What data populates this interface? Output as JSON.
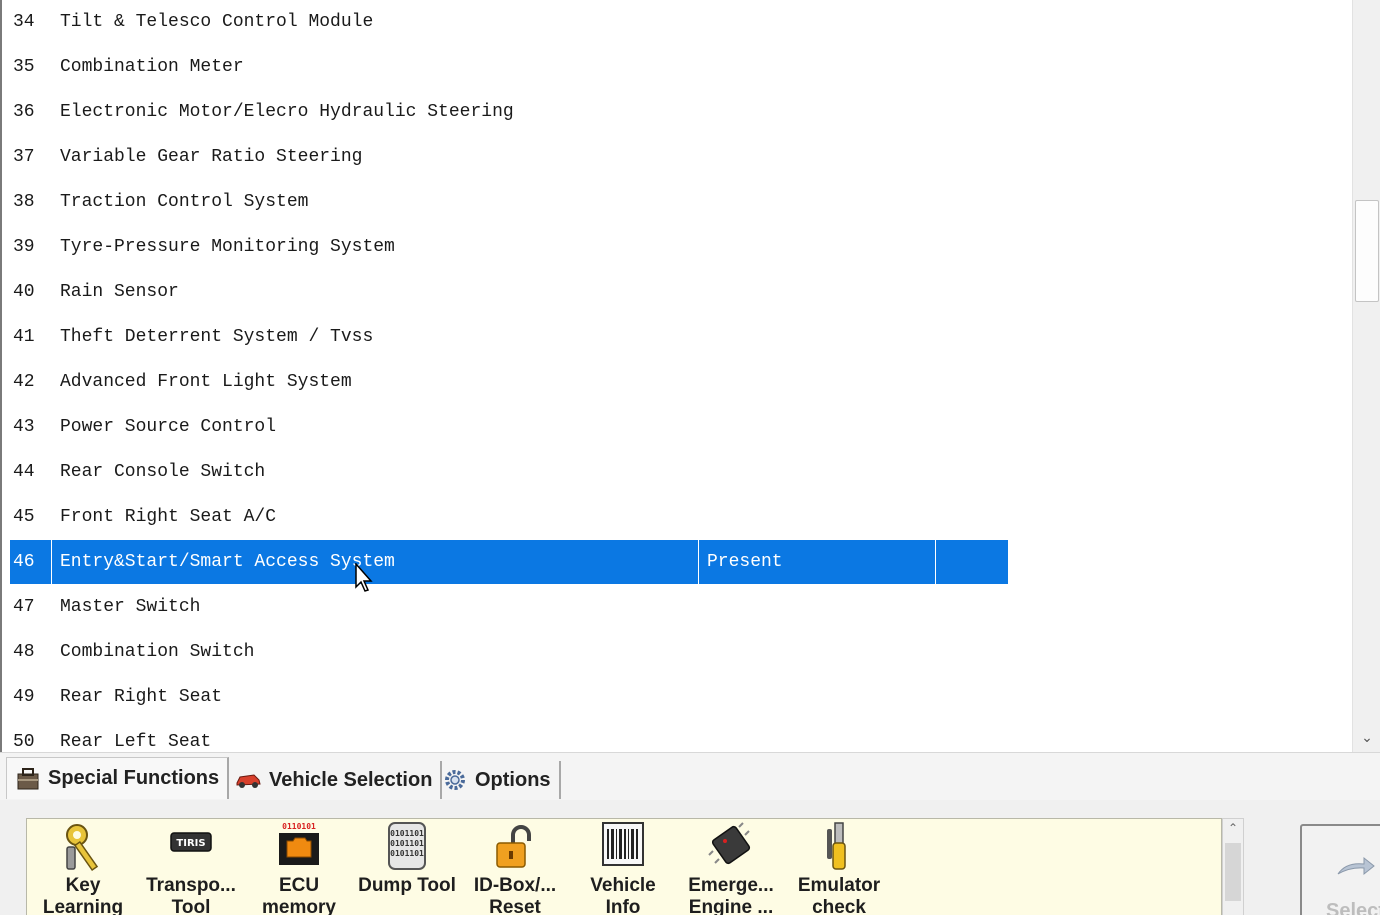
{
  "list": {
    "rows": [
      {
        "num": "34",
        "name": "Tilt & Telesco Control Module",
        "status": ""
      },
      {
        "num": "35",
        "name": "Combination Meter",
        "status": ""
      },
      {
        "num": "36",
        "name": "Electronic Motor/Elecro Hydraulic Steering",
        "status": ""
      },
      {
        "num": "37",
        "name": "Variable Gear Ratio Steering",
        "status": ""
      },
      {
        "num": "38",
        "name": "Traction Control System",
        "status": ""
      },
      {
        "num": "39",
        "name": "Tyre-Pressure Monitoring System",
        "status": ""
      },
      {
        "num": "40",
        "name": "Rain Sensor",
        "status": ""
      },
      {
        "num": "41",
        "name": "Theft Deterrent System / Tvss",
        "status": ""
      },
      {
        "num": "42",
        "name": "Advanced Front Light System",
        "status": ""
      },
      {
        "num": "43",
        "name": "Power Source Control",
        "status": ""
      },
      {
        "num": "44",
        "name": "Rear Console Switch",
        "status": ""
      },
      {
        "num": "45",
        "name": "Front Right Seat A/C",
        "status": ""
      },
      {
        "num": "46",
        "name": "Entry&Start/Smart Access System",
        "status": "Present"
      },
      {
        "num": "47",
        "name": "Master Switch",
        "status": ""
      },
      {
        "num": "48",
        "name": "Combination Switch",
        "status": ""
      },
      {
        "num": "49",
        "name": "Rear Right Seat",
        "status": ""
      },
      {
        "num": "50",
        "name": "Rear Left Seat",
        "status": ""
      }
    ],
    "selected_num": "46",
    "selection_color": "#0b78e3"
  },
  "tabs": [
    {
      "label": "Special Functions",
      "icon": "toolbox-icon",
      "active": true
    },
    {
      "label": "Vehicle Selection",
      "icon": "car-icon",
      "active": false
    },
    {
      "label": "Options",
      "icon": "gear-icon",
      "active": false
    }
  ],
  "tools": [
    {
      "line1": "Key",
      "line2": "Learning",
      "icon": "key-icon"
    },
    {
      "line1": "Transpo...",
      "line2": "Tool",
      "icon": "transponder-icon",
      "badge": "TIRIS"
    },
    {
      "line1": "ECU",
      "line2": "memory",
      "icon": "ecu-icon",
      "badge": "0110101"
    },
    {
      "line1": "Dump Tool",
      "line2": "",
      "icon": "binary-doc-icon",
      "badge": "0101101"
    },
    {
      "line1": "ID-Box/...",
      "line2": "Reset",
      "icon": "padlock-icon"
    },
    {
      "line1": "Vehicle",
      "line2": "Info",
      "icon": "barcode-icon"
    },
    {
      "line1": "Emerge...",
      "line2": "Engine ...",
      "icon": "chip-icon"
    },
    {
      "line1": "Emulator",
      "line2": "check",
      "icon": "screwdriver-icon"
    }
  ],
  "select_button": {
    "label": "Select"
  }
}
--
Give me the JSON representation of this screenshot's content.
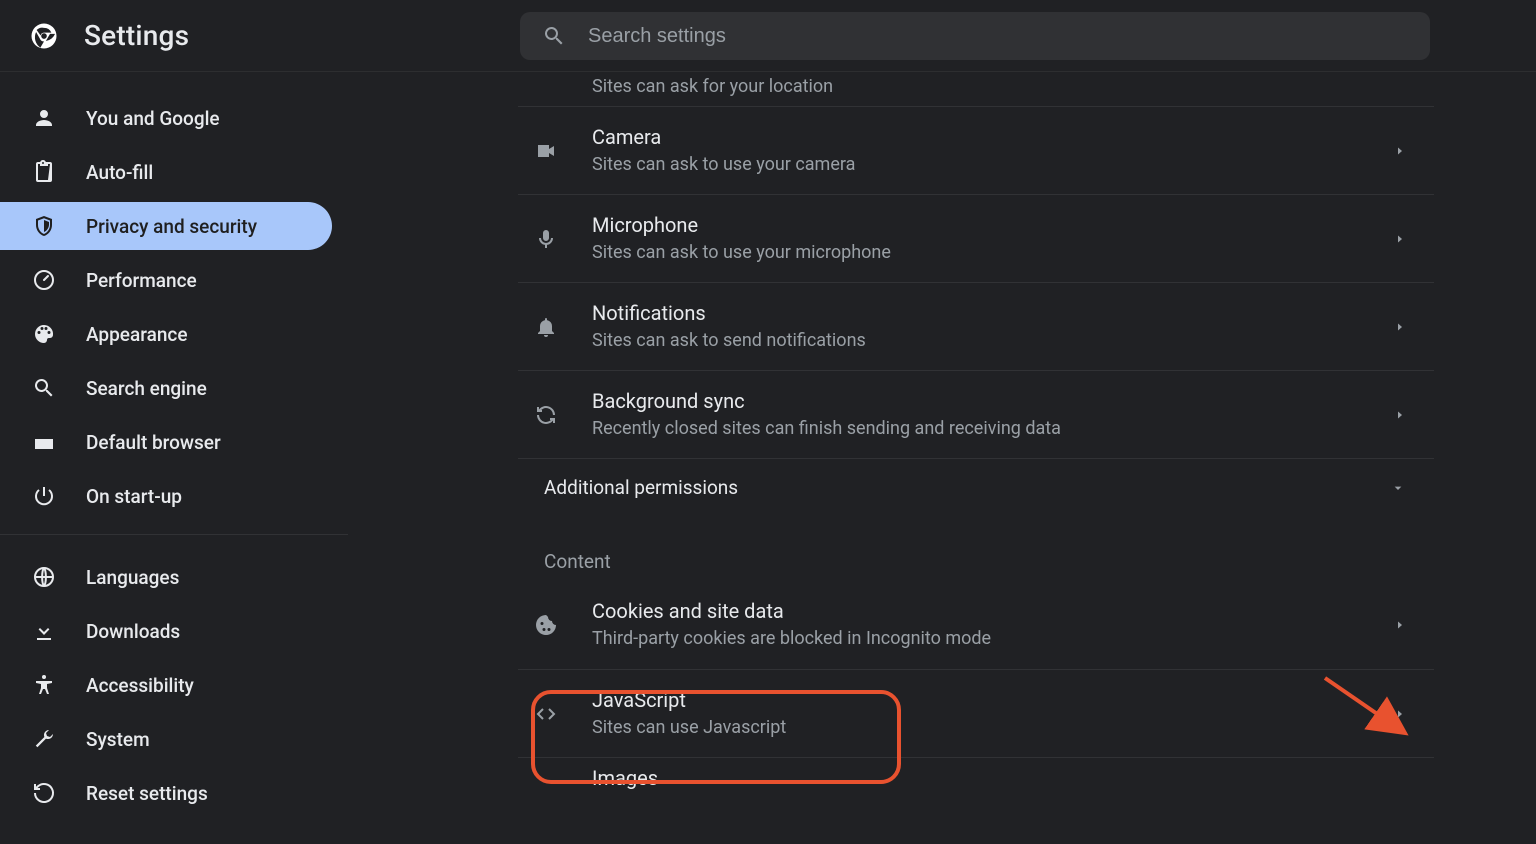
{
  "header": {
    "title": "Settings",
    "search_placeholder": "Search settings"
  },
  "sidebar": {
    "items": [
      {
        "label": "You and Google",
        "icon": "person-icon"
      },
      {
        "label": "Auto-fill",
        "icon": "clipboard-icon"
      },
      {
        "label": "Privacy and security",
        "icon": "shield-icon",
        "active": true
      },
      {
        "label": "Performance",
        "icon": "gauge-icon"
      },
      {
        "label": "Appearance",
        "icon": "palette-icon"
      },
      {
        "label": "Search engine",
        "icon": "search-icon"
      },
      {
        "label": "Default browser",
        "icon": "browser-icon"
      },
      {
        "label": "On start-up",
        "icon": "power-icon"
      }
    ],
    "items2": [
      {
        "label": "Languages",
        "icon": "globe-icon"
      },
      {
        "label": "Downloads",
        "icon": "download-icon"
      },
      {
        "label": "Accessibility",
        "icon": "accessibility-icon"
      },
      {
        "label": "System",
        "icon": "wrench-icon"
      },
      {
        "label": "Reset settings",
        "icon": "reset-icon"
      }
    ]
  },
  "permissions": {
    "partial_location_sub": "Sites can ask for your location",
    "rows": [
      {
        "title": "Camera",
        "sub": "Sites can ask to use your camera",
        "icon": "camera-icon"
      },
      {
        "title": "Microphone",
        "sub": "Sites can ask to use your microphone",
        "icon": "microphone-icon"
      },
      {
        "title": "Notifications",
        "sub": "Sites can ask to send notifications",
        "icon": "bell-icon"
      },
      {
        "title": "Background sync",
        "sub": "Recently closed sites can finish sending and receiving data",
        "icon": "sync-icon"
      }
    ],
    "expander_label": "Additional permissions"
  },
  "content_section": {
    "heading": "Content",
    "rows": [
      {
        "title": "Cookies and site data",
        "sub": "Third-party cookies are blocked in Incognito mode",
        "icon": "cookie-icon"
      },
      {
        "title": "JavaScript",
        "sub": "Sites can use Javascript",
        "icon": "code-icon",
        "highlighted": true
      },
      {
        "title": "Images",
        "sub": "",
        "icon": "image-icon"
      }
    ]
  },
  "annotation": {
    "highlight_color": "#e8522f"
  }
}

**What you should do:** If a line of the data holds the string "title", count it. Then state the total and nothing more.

**Reply:** 8